Each year the flu accounts for 200,000 hospitalizations, 41,000 deaths and an economic impact in excess of $80 billion. However, the risk of outbreak in your place of employment can be significantly lowered through the implementation of engineering controls, administrative controls and work practices.
Engineering controls involve changes to the work environment to reduce work-related hazards. These types of controls are preferred because they make permanent changes to reduce exposure to hazards and do not rely on worker or customer behavior. By reducing a hazard in the workplace, engineering controls can be the most cost-effective solutions for employers to implement.
- Installing physical barriers, such as clear plastic sneeze guards.
- Installing a drive-through window for customer service.
- Using specialized negative-pressure ventilation for aerosol-generating procedures in healthcare settings.
Administrative controls are practices and policies designed to prevent exposures. The usage of administrative controls is not as effective as engineering controls because of dependence upon management and employees for implementation.
Examples of administrative controls include:
- Developing policies that encourage ill workers to stay at home.
- Developing practices to minimize face-to-face contact between workers such as extended use of email, websites and teleconferences.
- Relying on home delivery of goods and services to reduce the number of clients or customers who must visit your workplace.
Work practices are procedures designed to reduce the duration, frequency or intensity of exposure to a hazard. When defining safe work practice controls, ask employees for their input, since they have firsthand experience with the day-to-day tasks.
- Providing a work environment that promotes personal hygiene. For example, provide tissues, no-touch trash cans, hand soap, hand sanitizer, disinfectants and disposable towels.
- Encouraging workers to obtain a seasonal flu vaccine.

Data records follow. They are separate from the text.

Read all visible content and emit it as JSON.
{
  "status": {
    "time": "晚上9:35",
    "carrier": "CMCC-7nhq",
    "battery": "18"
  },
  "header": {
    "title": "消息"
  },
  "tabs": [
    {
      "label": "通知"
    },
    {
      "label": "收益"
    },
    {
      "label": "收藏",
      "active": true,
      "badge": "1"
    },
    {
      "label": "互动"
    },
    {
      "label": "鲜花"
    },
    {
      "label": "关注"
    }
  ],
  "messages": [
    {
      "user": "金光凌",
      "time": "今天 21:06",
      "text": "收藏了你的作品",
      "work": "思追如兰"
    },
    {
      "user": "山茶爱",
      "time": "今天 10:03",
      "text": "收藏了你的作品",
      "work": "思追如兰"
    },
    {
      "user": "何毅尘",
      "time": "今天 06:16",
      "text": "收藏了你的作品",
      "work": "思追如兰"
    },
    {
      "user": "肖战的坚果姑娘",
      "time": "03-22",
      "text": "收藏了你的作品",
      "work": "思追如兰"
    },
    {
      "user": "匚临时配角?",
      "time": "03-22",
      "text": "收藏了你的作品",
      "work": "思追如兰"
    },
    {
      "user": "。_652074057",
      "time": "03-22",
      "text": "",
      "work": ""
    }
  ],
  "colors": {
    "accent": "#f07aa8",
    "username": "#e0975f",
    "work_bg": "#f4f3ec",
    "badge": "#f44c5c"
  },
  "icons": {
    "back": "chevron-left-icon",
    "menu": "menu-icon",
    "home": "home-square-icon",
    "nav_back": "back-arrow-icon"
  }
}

- Providing workers with up-to-date education and training on flu risk factors, protective behaviors, and instruction on proper behaviors (for example, cough etiquette; avoiding touching eyes, nose and mouth; and proper care of PPE).